Segment Start: Given information
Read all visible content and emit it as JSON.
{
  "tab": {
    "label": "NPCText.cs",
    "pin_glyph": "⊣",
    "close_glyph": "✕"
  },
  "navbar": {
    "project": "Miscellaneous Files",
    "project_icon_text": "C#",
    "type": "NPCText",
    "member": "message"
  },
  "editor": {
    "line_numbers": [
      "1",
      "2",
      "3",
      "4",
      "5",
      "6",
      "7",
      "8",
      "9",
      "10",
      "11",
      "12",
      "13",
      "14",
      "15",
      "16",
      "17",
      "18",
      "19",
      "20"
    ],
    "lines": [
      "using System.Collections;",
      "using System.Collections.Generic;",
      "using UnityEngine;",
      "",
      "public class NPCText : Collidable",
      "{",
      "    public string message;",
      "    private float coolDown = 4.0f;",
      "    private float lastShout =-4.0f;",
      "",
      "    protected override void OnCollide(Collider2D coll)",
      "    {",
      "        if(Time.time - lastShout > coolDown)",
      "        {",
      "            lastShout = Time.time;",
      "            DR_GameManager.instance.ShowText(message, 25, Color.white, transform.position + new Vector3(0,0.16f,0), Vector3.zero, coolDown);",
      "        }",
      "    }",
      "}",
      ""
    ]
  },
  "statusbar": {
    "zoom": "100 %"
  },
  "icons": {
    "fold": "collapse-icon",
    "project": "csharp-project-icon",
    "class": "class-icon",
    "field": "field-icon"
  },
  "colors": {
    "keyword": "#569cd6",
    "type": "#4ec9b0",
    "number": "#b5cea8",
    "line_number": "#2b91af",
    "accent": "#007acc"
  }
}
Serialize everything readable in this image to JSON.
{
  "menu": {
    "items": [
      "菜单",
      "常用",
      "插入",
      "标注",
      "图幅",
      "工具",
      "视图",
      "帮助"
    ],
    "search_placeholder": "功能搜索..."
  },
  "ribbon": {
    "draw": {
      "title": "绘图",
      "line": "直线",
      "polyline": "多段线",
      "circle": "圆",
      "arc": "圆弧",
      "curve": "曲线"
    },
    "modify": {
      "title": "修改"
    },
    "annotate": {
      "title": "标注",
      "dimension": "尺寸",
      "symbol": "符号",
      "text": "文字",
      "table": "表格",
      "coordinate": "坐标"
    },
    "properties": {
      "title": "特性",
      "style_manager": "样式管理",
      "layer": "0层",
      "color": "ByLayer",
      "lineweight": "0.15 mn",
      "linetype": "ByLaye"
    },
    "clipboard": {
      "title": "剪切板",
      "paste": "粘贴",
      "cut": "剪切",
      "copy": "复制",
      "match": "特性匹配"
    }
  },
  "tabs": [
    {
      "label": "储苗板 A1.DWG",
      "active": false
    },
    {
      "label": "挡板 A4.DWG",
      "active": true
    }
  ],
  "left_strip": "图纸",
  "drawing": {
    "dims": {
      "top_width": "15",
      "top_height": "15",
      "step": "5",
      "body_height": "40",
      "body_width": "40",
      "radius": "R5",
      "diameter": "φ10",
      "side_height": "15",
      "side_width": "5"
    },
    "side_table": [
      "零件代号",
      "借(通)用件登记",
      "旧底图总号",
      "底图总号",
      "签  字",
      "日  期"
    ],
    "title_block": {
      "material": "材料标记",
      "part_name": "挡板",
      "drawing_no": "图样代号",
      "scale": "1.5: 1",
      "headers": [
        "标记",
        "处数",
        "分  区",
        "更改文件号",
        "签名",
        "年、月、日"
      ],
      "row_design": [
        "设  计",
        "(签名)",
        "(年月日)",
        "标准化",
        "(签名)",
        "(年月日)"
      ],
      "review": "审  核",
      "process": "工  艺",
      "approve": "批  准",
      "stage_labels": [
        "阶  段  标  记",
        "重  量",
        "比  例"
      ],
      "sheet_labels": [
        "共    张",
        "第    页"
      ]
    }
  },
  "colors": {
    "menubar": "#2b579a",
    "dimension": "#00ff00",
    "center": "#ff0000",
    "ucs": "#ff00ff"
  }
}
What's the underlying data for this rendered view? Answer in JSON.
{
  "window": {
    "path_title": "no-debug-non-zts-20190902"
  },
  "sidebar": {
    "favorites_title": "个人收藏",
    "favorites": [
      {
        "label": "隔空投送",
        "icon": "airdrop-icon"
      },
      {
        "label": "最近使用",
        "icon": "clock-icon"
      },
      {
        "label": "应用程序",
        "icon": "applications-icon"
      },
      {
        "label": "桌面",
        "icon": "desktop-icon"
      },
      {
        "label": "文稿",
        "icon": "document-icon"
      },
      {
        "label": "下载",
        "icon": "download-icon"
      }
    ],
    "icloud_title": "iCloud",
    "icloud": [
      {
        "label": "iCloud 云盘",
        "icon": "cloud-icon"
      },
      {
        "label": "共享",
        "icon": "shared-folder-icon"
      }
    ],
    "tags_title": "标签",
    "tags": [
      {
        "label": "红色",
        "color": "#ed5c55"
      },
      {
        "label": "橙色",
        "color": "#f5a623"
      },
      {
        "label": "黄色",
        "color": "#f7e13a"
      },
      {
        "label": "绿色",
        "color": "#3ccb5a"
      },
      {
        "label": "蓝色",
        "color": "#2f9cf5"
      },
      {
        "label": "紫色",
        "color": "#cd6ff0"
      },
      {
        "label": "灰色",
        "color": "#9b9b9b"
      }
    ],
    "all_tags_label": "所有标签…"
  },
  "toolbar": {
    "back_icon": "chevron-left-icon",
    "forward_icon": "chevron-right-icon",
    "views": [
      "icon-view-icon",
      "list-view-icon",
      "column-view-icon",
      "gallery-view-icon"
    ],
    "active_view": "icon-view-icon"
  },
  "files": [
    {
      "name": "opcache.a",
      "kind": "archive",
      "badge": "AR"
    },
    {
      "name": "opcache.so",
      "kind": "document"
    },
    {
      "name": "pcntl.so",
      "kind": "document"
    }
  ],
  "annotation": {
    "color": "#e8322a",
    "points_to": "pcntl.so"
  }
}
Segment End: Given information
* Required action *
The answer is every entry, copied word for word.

* Solution to the exercise *
Read all visible content and emit it as JSON.
{
  "tab": {
    "label": "NPCText.cs",
    "pin_glyph": "⊣",
    "close_glyph": "✕"
  },
  "navbar": {
    "project": "Miscellaneous Files",
    "project_icon_text": "C#",
    "type": "NPCText",
    "member": "message"
  },
  "editor": {
    "line_numbers": [
      "1",
      "2",
      "3",
      "4",
      "5",
      "6",
      "7",
      "8",
      "9",
      "10",
      "11",
      "12",
      "13",
      "14",
      "15",
      "16",
      "17",
      "18",
      "19",
      "20"
    ],
    "lines": [
      "using System.Collections;",
      "using System.Collections.Generic;",
      "using UnityEngine;",
      "",
      "public class NPCText : Collidable",
      "{",
      "    public string message;",
      "    private float coolDown = 4.0f;",
      "    private float lastShout =-4.0f;",
      "",
      "    protected override void OnCollide(Collider2D coll)",
      "    {",
      "        if(Time.time - lastShout > coolDown)",
      "        {",
      "            lastShout = Time.time;",
      "            DR_GameManager.instance.ShowText(message, 25, Color.white, transform.position + new Vector3(0,0.16f,0), Vector3.zero, coolDown);",
      "        }",
      "    }",
      "}",
      ""
    ]
  },
  "statusbar": {
    "zoom": "100 %"
  },
  "icons": {
    "fold": "collapse-icon",
    "project": "csharp-project-icon",
    "class": "class-icon",
    "field": "field-icon"
  },
  "colors": {
    "keyword": "#569cd6",
    "type": "#4ec9b0",
    "number": "#b5cea8",
    "line_number": "#2b91af",
    "accent": "#007acc"
  }
}
Serialize everything readable in this image to JSON.
{
  "menu": {
    "items": [
      "菜单",
      "常用",
      "插入",
      "标注",
      "图幅",
      "工具",
      "视图",
      "帮助"
    ],
    "search_placeholder": "功能搜索..."
  },
  "ribbon": {
    "draw": {
      "title": "绘图",
      "line": "直线",
      "polyline": "多段线",
      "circle": "圆",
      "arc": "圆弧",
      "curve": "曲线"
    },
    "modify": {
      "title": "修改"
    },
    "annotate": {
      "title": "标注",
      "dimension": "尺寸",
      "symbol": "符号",
      "text": "文字",
      "table": "表格",
      "coordinate": "坐标"
    },
    "properties": {
      "title": "特性",
      "style_manager": "样式管理",
      "layer": "0层",
      "color": "ByLayer",
      "lineweight": "0.15 mn",
      "linetype": "ByLaye"
    },
    "clipboard": {
      "title": "剪切板",
      "paste": "粘贴",
      "cut": "剪切",
      "copy": "复制",
      "match": "特性匹配"
    }
  },
  "tabs": [
    {
      "label": "储苗板 A1.DWG",
      "active": false
    },
    {
      "label": "挡板 A4.DWG",
      "active": true
    }
  ],
  "left_strip": "图纸",
  "drawing": {
    "dims": {
      "top_width": "15",
      "top_height": "15",
      "step": "5",
      "body_height": "40",
      "body_width": "40",
      "radius": "R5",
      "diameter": "φ10",
      "side_height": "15",
      "side_width": "5"
    },
    "side_table": [
      "零件代号",
      "借(通)用件登记",
      "旧底图总号",
      "底图总号",
      "签  字",
      "日  期"
    ],
    "title_block": {
      "material": "材料标记",
      "part_name": "挡板",
      "drawing_no": "图样代号",
      "scale": "1.5: 1",
      "headers": [
        "标记",
        "处数",
        "分  区",
        "更改文件号",
        "签名",
        "年、月、日"
      ],
      "row_design": [
        "设  计",
        "(签名)",
        "(年月日)",
        "标准化",
        "(签名)",
        "(年月日)"
      ],
      "review": "审  核",
      "process": "工  艺",
      "approve": "批  准",
      "stage_labels": [
        "阶  段  标  记",
        "重  量",
        "比  例"
      ],
      "sheet_labels": [
        "共    张",
        "第    页"
      ]
    }
  },
  "colors": {
    "menubar": "#2b579a",
    "dimension": "#00ff00",
    "center": "#ff0000",
    "ucs": "#ff00ff"
  }
}
What's the underlying data for this rendered view? Answer in JSON.
{
  "window": {
    "path_title": "no-debug-non-zts-20190902"
  },
  "sidebar": {
    "favorites_title": "个人收藏",
    "favorites": [
      {
        "label": "隔空投送",
        "icon": "airdrop-icon"
      },
      {
        "label": "最近使用",
        "icon": "clock-icon"
      },
      {
        "label": "应用程序",
        "icon": "applications-icon"
      },
      {
        "label": "桌面",
        "icon": "desktop-icon"
      },
      {
        "label": "文稿",
        "icon": "document-icon"
      },
      {
        "label": "下载",
        "icon": "download-icon"
      }
    ],
    "icloud_title": "iCloud",
    "icloud": [
      {
        "label": "iCloud 云盘",
        "icon": "cloud-icon"
      },
      {
        "label": "共享",
        "icon": "shared-folder-icon"
      }
    ],
    "tags_title": "标签",
    "tags": [
      {
        "label": "红色",
        "color": "#ed5c55"
      },
      {
        "label": "橙色",
        "color": "#f5a623"
      },
      {
        "label": "黄色",
        "color": "#f7e13a"
      },
      {
        "label": "绿色",
        "color": "#3ccb5a"
      },
      {
        "label": "蓝色",
        "color": "#2f9cf5"
      },
      {
        "label": "紫色",
        "color": "#cd6ff0"
      },
      {
        "label": "灰色",
        "color": "#9b9b9b"
      }
    ],
    "all_tags_label": "所有标签…"
  },
  "toolbar": {
    "back_icon": "chevron-left-icon",
    "forward_icon": "chevron-right-icon",
    "views": [
      "icon-view-icon",
      "list-view-icon",
      "column-view-icon",
      "gallery-view-icon"
    ],
    "active_view": "icon-view-icon"
  },
  "files": [
    {
      "name": "opcache.a",
      "kind": "archive",
      "badge": "AR"
    },
    {
      "name": "opcache.so",
      "kind": "document"
    },
    {
      "name": "pcntl.so",
      "kind": "document"
    }
  ],
  "annotation": {
    "color": "#e8322a",
    "points_to": "pcntl.so"
  }
}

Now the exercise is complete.